Centrelink assistance is often available for Equestrian Australia students who are in training for horse qualifications or in the equine industry. While EA is not able to provide this assistance to trainees directly, EA Coach Educator Glenys Cox offers Centrelink approved courses through the Online Horse College, so you can achieve a horse-related educational qualification at the same time as your EA qualifications.
Team Thoroughbred NSW Training Academy offers high quality training for a variety of racing industry related careers.
With prices of around $5 a day, these courses are ideal for those on a budget. They are delivered online, so study can be completed around other commitments. For more information contact Glenys on 07 3102 5498, or email Glenys@OnlineHorse College.com
What do employers want?
Gaining qualifications is obviously a great first step to your new career – but knowing what employers actually want is a bonus!

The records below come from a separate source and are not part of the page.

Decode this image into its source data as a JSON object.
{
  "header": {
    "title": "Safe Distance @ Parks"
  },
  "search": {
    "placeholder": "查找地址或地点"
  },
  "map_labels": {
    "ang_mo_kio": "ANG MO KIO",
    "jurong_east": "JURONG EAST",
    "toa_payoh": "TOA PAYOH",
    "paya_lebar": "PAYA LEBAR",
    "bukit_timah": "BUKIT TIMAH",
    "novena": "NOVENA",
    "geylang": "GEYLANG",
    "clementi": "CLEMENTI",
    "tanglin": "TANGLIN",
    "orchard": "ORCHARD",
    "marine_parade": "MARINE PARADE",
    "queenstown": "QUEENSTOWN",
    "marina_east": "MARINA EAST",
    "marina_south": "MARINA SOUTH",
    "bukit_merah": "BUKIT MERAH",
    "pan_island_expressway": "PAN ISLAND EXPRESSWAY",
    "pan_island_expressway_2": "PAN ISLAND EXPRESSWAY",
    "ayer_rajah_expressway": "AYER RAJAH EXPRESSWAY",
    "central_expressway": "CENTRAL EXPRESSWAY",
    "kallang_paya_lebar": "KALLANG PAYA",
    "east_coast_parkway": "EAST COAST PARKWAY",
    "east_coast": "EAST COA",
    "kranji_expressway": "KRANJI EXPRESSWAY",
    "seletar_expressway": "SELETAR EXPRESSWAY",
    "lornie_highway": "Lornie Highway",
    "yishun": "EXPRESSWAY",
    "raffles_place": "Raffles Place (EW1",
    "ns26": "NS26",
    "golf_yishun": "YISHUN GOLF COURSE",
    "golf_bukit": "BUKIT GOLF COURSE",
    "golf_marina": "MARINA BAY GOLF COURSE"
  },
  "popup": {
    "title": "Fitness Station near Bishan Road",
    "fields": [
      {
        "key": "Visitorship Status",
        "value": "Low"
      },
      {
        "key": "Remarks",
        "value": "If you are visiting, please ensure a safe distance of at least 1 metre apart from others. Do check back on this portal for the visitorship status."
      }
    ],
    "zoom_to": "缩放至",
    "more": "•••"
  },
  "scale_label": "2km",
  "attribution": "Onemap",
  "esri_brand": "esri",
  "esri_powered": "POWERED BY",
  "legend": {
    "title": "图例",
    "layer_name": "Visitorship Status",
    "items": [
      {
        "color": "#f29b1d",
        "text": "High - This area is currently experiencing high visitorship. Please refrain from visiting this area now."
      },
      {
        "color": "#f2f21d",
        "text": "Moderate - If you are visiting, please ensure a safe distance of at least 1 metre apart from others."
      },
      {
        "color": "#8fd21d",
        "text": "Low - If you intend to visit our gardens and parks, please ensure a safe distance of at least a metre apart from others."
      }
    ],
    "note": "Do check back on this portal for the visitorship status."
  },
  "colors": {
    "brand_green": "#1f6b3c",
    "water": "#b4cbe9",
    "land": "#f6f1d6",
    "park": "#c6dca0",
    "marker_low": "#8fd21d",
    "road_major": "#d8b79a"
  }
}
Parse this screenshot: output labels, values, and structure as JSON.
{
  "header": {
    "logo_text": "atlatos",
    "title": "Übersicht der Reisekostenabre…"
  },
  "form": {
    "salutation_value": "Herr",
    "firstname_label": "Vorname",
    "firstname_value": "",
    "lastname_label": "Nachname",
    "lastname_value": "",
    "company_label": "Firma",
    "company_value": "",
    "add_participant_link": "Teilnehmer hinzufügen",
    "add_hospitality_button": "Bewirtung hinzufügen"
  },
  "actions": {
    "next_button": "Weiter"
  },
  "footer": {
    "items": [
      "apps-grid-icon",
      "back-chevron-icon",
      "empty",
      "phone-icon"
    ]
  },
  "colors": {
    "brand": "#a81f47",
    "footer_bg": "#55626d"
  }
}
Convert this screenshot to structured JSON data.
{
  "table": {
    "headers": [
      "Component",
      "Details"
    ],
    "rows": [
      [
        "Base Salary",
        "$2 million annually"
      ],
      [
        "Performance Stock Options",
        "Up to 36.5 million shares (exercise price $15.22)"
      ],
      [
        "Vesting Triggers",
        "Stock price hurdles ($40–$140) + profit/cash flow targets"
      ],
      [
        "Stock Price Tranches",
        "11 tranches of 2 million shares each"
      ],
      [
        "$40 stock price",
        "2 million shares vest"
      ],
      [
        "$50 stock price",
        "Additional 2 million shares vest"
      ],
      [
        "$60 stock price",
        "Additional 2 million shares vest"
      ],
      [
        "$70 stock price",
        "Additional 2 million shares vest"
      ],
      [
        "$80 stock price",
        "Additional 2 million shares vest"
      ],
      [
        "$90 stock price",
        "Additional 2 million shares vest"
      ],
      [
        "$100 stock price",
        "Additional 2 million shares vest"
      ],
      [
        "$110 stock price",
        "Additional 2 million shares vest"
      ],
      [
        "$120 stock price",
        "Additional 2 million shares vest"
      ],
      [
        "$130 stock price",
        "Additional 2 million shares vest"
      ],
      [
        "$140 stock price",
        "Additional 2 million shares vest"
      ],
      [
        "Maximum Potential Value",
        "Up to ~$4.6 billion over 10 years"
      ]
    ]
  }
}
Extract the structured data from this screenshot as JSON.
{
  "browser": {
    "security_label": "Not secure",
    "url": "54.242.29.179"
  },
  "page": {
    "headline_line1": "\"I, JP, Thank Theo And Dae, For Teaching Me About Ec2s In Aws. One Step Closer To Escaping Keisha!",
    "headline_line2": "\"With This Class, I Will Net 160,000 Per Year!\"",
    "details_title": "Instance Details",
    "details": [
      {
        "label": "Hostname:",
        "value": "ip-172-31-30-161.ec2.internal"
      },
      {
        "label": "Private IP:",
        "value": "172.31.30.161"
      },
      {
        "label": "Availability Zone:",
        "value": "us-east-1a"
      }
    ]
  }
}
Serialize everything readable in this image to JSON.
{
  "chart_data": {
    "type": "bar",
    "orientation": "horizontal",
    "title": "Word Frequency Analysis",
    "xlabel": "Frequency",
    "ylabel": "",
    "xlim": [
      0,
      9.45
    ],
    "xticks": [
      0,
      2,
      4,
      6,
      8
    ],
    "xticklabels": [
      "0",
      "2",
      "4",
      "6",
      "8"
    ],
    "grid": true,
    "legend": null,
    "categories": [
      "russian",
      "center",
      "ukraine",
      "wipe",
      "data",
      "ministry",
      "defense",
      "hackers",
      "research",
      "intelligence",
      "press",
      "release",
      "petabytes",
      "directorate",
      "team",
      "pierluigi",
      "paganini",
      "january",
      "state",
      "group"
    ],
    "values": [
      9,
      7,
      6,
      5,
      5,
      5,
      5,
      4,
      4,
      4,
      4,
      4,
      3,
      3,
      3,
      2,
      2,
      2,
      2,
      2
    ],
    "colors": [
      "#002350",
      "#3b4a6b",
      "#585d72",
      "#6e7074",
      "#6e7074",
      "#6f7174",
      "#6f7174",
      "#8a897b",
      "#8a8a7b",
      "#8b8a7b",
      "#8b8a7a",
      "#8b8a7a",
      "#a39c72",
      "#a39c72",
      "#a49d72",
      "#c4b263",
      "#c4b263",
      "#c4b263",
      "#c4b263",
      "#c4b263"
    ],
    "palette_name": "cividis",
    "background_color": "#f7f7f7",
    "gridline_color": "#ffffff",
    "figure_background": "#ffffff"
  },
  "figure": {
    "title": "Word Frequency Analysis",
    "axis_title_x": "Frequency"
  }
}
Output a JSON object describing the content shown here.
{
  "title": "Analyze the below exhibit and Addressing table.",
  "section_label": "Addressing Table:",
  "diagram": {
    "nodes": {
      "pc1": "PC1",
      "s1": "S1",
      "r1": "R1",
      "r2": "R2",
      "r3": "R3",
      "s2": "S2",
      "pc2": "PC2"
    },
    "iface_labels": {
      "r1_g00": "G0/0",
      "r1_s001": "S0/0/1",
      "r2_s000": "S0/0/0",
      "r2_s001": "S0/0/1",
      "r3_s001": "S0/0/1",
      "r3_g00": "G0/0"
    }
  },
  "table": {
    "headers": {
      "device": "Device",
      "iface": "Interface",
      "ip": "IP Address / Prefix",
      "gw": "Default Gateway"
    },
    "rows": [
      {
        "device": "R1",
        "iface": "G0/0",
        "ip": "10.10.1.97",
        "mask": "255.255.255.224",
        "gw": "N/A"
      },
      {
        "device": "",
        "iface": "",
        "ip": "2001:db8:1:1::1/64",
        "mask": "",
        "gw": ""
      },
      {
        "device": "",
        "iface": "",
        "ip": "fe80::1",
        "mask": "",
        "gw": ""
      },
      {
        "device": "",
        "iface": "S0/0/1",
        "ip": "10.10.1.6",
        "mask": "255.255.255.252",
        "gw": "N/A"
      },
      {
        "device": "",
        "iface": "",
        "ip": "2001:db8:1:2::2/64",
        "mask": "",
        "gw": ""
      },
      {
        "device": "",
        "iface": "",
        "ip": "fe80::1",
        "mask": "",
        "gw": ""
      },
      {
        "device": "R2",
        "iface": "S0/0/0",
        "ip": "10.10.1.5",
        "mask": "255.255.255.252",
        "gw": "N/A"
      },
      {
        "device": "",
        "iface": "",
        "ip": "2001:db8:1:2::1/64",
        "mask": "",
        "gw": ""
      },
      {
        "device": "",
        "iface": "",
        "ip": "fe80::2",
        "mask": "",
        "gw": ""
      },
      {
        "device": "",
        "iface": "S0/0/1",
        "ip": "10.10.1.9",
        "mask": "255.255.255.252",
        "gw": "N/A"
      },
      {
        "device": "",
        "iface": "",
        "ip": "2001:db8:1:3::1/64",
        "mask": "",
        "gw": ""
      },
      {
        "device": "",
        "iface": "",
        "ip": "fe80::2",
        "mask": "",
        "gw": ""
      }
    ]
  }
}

Bridie Sparkes, manager at Strawberry Hill, a boutique Thoroughbred Stud in NSW is primarily concerned about attitude. “I don’t mind teaching people as long as they have the right work ethic. There is much to do each day – feeding, general care, treatment, stable cleaning and the handling of young horses. They have to be fit.”
Darron Peel, farm manager at Saba Arabians is a stickler for being thorough and mentions feeding as an example: “There’s much more to feeding than chucking it in a bin in the morning and walking away,” he says. “Check the horse over. Has their character changed? Are they behaving normally?” Then the automatic waterers must be checked. They could have stopped, or been clogged by manure overnight, and as Darron points out, a horse won’t eat if it can’t drink and vice versa. “When someone applies for a job I hand them a lead rope and halter and tell them to catch one of our quiet horses,” he says. “In thirty seconds I can tell if a person is worth employing. Confidence and common sense are vital.”
And many of you will have heard of Willinga Park, Terry Snow’s magnificent equestrian property. Terry is a great supporter of training and education, but also a believer in hard work and initiative, from placing feed into feeders rather than throwing it over the fence from the back of a ute, to making sure that all the little details around the property are checked. “Ensure the fences are safe, that there are no tail biters with other horses, and make sure none are being bullied in the paddock,” he says. “If you’re going to be successful with horses you must think like an owner.”
Feature Image: The Hunter Thoroughbred Breeders Association offers a variety of equine related courses (Image courtesy Faras in Focus Photography & Hunter Thoroughbred Breeders Association).